Avalanche interoperability of course exists between subnets, but what about on- and off-ramps to the Avalanche ecosystem? Axelar CEO Sergey Gorbunov joined other interoperability experts for a panel on interoperability at the Avalanche Summit in Barcelona, Tuesday.
Also on the panel were Billy Rennekamp of Interchain Foundation (Cosmos), Bryan Pellegrino of Layerzero and Michael Kaplan of Avalanche.
Beyond Avalanche interoperability internal to its ecosystem, the panel addressed broader needs and challenges in interoperability across Web3, including:
The multichain future.
Why interoperability is needed.
Security challenges in interoperability, and where in the stack they should be addressed.
Cross-chain topology: peer-to-peer connections versus hub-and-spoke.
The multichain future
Sergey opened the discussion with a poll of the panel: how many chains will there be? Here were the panel’s answers:
Billy: “hundreds of thousands to millions.”
Bryan: “thousands to tens of thousands.”
Michael: “double digits.”
Why we need interoperability
The panel consensus converged on the need for blockchains tailored to specific use cases, and a vision for a wide diversity of those use cases. “If we’re going to see the sort of diversity of applications that need to exist, we’re going to have a need for interoperability standards for all of them,” Billy said.
More: Where will interoperability take Web3?
Cross-chain security: app layer vs. protocol
Bryan said Layerzero’s approach to security is at odds with the notion that everything has to live at the protocol layer.
“It doesn’t really make sense that there’s a world that somebody verifying on Chain B that they own a copper sword in a game on Chain A, and somebody transferring $500M, are opting into the exact same set of parameters for security,” he said. “Either somebody’s wildly overpaying or somebody’s not getting nearly enough security. For us, it’s fundamental to move all that up the stack.”
In response, Sergey raised the point that moving security decisions to the application layer raises the likelihood that developers will make mistakes in security. “Developers are not used to thinking securitywise.

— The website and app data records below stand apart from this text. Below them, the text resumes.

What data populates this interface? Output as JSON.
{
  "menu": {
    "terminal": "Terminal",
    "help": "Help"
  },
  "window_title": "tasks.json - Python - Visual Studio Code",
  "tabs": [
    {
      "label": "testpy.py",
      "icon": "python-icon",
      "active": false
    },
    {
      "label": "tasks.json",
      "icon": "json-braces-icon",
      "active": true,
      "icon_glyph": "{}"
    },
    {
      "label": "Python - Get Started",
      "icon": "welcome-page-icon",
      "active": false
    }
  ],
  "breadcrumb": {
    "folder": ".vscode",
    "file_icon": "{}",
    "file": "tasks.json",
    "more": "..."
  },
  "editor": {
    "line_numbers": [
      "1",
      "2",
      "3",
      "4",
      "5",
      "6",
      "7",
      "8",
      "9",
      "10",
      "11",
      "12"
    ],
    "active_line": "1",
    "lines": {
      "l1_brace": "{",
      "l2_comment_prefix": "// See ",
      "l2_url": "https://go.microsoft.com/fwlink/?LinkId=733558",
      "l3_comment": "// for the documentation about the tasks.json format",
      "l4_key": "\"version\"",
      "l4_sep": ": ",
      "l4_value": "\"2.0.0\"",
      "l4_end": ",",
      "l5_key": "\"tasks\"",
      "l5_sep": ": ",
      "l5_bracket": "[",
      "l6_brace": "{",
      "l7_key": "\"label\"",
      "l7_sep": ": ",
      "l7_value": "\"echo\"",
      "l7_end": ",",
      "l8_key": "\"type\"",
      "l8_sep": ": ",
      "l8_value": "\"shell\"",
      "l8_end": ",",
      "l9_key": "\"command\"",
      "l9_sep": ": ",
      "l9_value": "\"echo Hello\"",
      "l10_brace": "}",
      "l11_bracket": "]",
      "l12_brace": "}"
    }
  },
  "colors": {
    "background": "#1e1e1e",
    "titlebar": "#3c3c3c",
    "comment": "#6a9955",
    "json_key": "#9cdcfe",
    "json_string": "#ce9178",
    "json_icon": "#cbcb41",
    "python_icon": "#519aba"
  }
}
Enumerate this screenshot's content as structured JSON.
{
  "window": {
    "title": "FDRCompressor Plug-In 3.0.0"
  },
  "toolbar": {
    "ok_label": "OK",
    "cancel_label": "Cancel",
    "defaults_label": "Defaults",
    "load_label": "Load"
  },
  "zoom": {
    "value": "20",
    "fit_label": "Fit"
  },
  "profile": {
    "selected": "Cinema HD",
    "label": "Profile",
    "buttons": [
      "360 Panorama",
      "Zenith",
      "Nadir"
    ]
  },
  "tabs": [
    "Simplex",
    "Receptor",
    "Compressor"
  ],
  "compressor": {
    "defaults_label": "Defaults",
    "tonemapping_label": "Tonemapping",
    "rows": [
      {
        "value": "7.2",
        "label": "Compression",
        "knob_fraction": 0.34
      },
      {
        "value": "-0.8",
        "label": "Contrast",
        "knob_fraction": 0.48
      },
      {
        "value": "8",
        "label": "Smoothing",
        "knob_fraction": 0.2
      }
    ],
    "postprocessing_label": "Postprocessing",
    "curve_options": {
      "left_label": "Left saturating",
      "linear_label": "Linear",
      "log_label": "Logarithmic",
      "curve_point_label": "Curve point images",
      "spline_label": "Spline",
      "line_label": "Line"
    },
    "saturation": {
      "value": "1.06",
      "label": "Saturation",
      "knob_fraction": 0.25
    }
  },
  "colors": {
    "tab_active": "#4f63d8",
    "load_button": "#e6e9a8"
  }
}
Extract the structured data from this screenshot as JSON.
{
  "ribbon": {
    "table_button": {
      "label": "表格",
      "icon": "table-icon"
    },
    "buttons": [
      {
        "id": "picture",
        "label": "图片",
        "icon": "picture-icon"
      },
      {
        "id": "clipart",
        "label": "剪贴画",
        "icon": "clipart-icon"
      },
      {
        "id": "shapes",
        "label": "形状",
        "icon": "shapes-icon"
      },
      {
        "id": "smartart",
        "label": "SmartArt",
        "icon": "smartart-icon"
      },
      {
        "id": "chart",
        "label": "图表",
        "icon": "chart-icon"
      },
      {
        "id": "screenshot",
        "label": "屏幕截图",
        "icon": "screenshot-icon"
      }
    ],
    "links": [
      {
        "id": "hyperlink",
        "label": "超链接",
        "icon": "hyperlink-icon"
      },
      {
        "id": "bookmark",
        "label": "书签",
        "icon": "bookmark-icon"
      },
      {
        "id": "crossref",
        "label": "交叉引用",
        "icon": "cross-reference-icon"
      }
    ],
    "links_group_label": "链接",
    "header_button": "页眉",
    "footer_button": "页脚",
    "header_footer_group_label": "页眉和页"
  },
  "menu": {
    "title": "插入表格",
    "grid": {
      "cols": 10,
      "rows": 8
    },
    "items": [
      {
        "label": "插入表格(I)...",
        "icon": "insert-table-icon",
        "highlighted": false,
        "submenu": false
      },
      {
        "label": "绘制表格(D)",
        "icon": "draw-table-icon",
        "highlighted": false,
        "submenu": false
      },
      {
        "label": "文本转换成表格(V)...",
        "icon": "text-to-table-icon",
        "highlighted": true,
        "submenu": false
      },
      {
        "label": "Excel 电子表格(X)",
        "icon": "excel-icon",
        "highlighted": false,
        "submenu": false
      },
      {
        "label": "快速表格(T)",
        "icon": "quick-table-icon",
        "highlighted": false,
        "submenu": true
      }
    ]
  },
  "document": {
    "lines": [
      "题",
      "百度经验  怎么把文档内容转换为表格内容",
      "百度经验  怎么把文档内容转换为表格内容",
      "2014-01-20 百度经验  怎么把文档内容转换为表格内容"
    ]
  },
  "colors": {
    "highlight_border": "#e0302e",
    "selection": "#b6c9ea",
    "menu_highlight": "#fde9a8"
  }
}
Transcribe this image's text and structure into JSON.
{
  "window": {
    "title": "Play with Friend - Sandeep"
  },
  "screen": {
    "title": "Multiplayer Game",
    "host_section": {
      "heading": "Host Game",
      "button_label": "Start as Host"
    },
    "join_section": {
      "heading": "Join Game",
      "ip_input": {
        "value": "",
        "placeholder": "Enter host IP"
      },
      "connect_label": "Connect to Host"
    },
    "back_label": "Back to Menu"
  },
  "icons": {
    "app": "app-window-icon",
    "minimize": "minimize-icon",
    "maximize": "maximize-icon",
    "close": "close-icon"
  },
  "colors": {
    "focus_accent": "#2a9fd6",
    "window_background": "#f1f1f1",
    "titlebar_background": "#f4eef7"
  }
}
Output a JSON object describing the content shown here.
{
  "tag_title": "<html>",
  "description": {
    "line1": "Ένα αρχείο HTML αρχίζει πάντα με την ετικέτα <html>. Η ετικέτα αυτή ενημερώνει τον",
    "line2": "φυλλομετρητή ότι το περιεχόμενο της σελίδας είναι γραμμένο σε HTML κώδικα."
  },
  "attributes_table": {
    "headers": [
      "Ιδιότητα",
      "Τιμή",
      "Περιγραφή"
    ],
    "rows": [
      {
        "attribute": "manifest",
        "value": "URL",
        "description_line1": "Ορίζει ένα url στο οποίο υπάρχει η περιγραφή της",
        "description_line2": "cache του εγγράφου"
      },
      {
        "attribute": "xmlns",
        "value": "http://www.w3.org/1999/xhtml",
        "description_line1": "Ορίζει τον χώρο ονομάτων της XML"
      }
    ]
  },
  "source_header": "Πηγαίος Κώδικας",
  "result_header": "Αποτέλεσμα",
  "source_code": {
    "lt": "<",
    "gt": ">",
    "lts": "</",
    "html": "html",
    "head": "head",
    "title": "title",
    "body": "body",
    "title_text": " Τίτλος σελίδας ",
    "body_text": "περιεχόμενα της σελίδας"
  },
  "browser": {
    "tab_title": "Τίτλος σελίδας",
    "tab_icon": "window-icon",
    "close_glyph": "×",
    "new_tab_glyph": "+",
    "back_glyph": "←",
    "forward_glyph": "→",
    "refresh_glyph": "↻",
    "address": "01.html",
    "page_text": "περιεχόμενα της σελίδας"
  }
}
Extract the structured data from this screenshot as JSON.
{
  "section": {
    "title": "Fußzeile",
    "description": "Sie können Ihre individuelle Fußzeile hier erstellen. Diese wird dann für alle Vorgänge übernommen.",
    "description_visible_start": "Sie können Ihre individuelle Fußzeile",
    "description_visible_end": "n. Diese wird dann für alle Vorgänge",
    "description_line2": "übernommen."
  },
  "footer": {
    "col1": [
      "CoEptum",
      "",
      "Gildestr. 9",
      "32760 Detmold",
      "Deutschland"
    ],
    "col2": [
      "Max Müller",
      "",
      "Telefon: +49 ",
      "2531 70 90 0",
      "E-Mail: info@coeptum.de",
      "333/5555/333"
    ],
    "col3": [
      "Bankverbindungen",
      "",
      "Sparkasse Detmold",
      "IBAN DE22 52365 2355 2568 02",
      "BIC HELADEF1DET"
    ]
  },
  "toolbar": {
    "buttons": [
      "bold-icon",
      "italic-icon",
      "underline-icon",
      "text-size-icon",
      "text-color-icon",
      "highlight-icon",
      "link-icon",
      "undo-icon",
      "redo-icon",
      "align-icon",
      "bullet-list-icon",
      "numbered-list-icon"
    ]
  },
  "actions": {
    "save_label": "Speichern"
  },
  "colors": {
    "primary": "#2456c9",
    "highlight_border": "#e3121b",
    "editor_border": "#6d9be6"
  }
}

They want to be given https as a protocol and just run with it, with as few parameters as possible,” he said.
Bryan characterized Layerzero’s approach to application-layer security parameterization as “can vs. must.” For many categories, such as finance, one-size-fits-all may be the best approach, and many application developers will go with default settings.
Interop topology: p2p vs. hub-and-spoke
At the blockchain infrastructure level, the panel debated tradeoffs in cross-chain infrastructure, between peer-to-peer networks, where many hops are required, and hub-and-spoke networks, where honeypots may emerge.
“If you look at even how the internet shaped up. It’s not all peer-to-peer connectivity,” Sergey said. “We have peer-to-peer connections, but they’re delivered across sometimes peer-to-peer channels, sometimes hubs. … I guess the big difference that I like to think about when comparing internet topology with blockchain topology is that the more hops you take on the internet, you’re still fine, in some sense: internet only provides liveness guarantees. Deliver a packet, yes or no? All the security comes in protocols on top of it. Whereas in the blockchain space whenever we’re talking about multiple hops and if everything is completely peer to peer, then unless the network can make hundreds of thousands of connections on its own, it’s going to have to go through some intermediary connector anyways. You’re going to be assuming the security assumptions of that.”
Billy described one of the trade-offs of p2p as a loss of fungibility: “Assets that go through these different routes, they are dependent on that route,” he said. “They’re nonfungible with assets that came through other routes, because they’re dependent on being able to come back through that original route.”
More: Read about Axelar’s tech stack.
Interop security: insurance funds
As a final topic, the panel discussed insurance funds as a way to address the growing pile of losses to interoperability attacks.
“I personally would rather focus my energy on preventing that from happening rather than mitigating the damage if they do occur,” Michael said.
“You’re reducing the space of the tail [with insurance], but the tail is still completely catastrophic if you haven’t addressed it,” Bryan said.
The full video is available for now as part of the subnet stage livestream at avalanchesummit.com; the interoperability panel begins at 2h 44m.